Georgina made her first vows on June 24, 1959, at Maryknoll, New York with this endorsement from the novice mistress, “She has made adjustments on several levels: climate, language, being away from family and her own environment; in religious and community life, she follows principle and not the crowd. She is childlike, responsive and obedient, cheerful – even jovial in manner – well-liked and accepted.” However, Georgina could raise a few hackles among the postulants and novices when she would confess to the novice mistress in total transparency that she had broken a rule, including the names of her collaborators! She made her final vows in Chile in 1965.

Georgina wrote up how her many years in active ministry unfolded. “I was assigned to Chile in 1960 and remained there for eighteen years. My main activity was in the leadership formation of lay leaders in the parishes. I worked with the Charismatic prayer groups giving retreats of Inner Healing and forming many Small Christian Communities (SCC). After giving Congregational Service, from 1981-84, I remained in the United States and started more SCCs in various cities. In Puerto Rico, I formed 120 lay leaders who, in turn, started other SCCs, especially in areas where the priests could seldom go. I then concentrated my efforts, first in Brandon, FL from 1991 and then in Indiantown, FL in 2000. I believe that this quiet work of making disciples as Jesus did is the hope of the future of the church.” In between these active ministries, Georgina earned a Master’s in Theology from the Maryknoll School of Theology in 1985.
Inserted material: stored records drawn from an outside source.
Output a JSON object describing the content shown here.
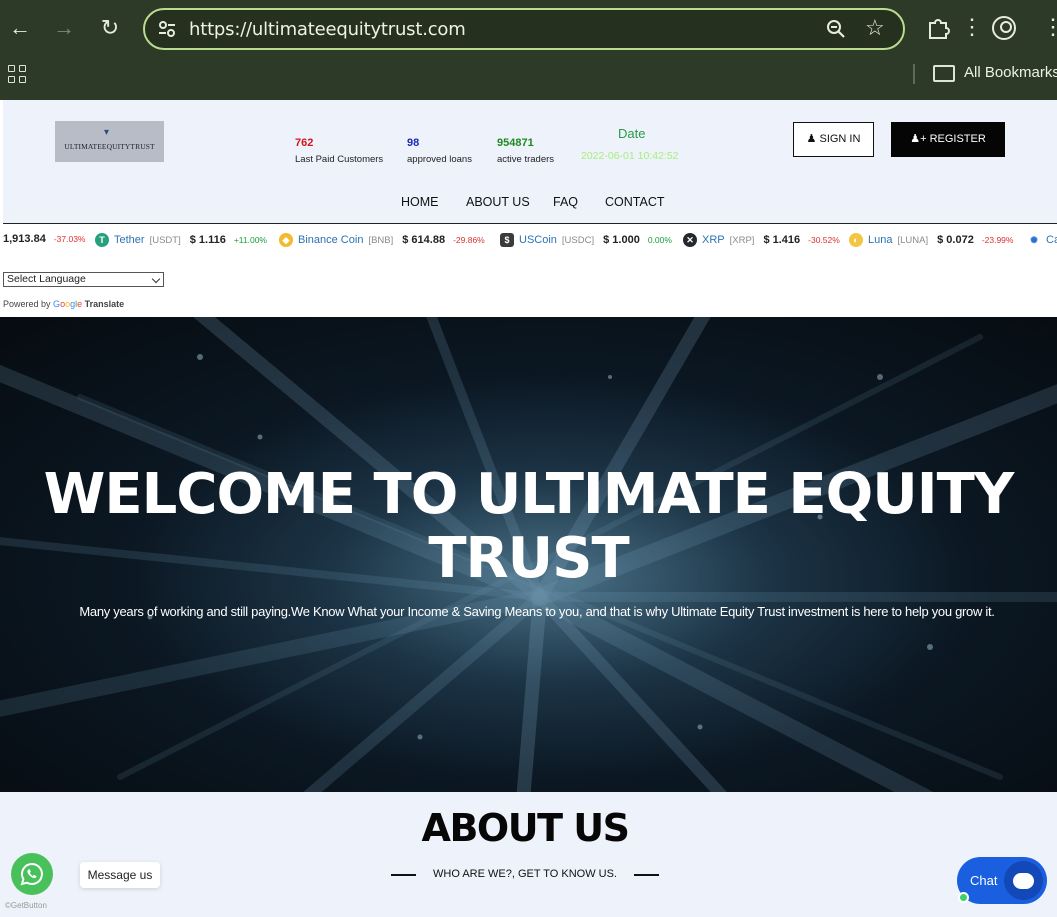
{
  "browser": {
    "url": "https://ultimateequitytrust.com",
    "bookmarks_label": "All Bookmarks"
  },
  "header": {
    "logo_text": "ULTIMATEEQUITYTRUST",
    "stats": [
      {
        "value": "762",
        "label": "Last Paid Customers",
        "color": "#d4141c"
      },
      {
        "value": "98",
        "label": "approved loans",
        "color": "#1a2bb5"
      },
      {
        "value": "954871",
        "label": "active traders",
        "color": "#1f8a1f"
      }
    ],
    "date_label": "Date",
    "date_value": "2022-06-01 10:42:52",
    "signin_label": "SIGN IN",
    "register_label": "REGISTER",
    "nav": [
      "HOME",
      "ABOUT US",
      "FAQ",
      "CONTACT"
    ]
  },
  "ticker": [
    {
      "name": "",
      "symbol": "",
      "price": "1,913.84",
      "change": "-37.03%",
      "dir": "neg",
      "icon": "none"
    },
    {
      "name": "Tether",
      "symbol": "[USDT]",
      "price": "$ 1.116",
      "change": "+11.00%",
      "dir": "pos",
      "icon": "tether-icon",
      "icon_color": "#26a17b",
      "icon_glyph": "T"
    },
    {
      "name": "Binance Coin",
      "symbol": "[BNB]",
      "price": "$ 614.88",
      "change": "-29.86%",
      "dir": "neg",
      "icon": "binance-icon",
      "icon_color": "#f3ba2f",
      "icon_glyph": "◆"
    },
    {
      "name": "USCoin",
      "symbol": "[USDC]",
      "price": "$ 1.000",
      "change": "0.00%",
      "dir": "pos",
      "icon": "usdc-icon",
      "icon_color": "#3b3b3b",
      "icon_glyph": "$"
    },
    {
      "name": "XRP",
      "symbol": "[XRP]",
      "price": "$ 1.416",
      "change": "-30.52%",
      "dir": "neg",
      "icon": "xrp-icon",
      "icon_color": "#23292f",
      "icon_glyph": "✕"
    },
    {
      "name": "Luna",
      "symbol": "[LUNA]",
      "price": "$ 0.072",
      "change": "-23.99%",
      "dir": "neg",
      "icon": "luna-icon",
      "icon_color": "#f4c542",
      "icon_glyph": "◐"
    },
    {
      "name": "Ca",
      "symbol": "",
      "price": "",
      "change": "",
      "dir": "pos",
      "icon": "cardano-icon",
      "icon_color": "#2a71d0",
      "icon_glyph": "✺"
    }
  ],
  "translate": {
    "select_value": "Select Language",
    "powered_prefix": "Powered by",
    "google": "Google",
    "translate": "Translate"
  },
  "hero": {
    "title": "WELCOME TO ULTIMATE EQUITY TRUST",
    "subtitle": "Many years of working and still paying.We Know What your Income & Saving Means to you, and that is why Ultimate Equity Trust investment is here to help you grow it."
  },
  "about": {
    "title": "ABOUT US",
    "subtitle": "WHO ARE WE?, GET TO KNOW US."
  },
  "widgets": {
    "whatsapp_message": "Message us",
    "getbutton": "GetButton",
    "chat_label": "Chat"
  }
}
She was invited also to several countries including the Philippines. In 2002, a doctor wrote his appreciation to Mother Superior, “It was our association with Sister Georgina in 1981 that led us to become enabled Christians with the introduction of the Catholic Charismatic Renewal Movement in the diocese of Surigao.”

Georgina tells us in her own words how inner healing came to her. “Shortly after my Baptism of the Spirit in 1970, when alone in a church at midnight, the power of God came to me in a unique way. I felt overwhelmed with joy and peace. Above all, I had an inner conviction of what it means to be a child of God. The joy made me laugh and cry at the same time. This is how God prepared me for the ministry which would consume my life.”

One story of the difference Georgie made in the lives of people bears relating. She was in Endicott, NY, in 1975, sitting in the midst of about 500 people, “all people who wanted to be close to God,” she said. Unexpectedly, she was asked to speak and was somewhat reluctant because she had nothing prepared. Yet, the words came readily and more fluently than she had ever experienced. As she spoke, a woman who had been in a wheelchair for 15 years and paralyzed on the left side, started to cry, a sob that grew louder and louder, until Georgie went to her and said: “The Lord is healing you, blessing you in your mother’s womb. Wait a bit.” When all the people rose to go to the church for Mass, Georgie stayed behind with this woman and heard her anguished story.  Her mother had tried to abort her. Feeling unwanted all her life, she had lived in deep resentment, unable to love and receive love even from her husband and her children. Suddenly, she now felt relieved of this terrible burden. When her left arm started to shake, unassisted, she stood up and took a few steps. Two weeks later, she wrote to Georgie that, arm in arm with her husband, she had walked from her home to the church.

Sister Georgina was assigned to the Eastern U.S. Region in 1988 and was a member for 28 years. She was assigned to Monrovia in 2016, staying for seven years in what she claimed was a little bit of heaven. In May 2023, she transferred to the Eden Community, her proximate preparation for fullness of life in God.

Georgie published several books in Spanish, all preserved in Maryknoll Mission Archives. She also published several inspirational cassette tapes. She had two quarters of Clinical Pastoral Education (CPE). Georgie had asked to study many times, “to be a better channel in God’s service. Once we are aware of our own feelings, weaknesses, and strengths, we are more capable of helping others.”  “True healing comes from within,” she always said.  She deeply believed that she was a chosen instrument “to bring good news to the poor, liberty to the oppressed, to set everyone free…”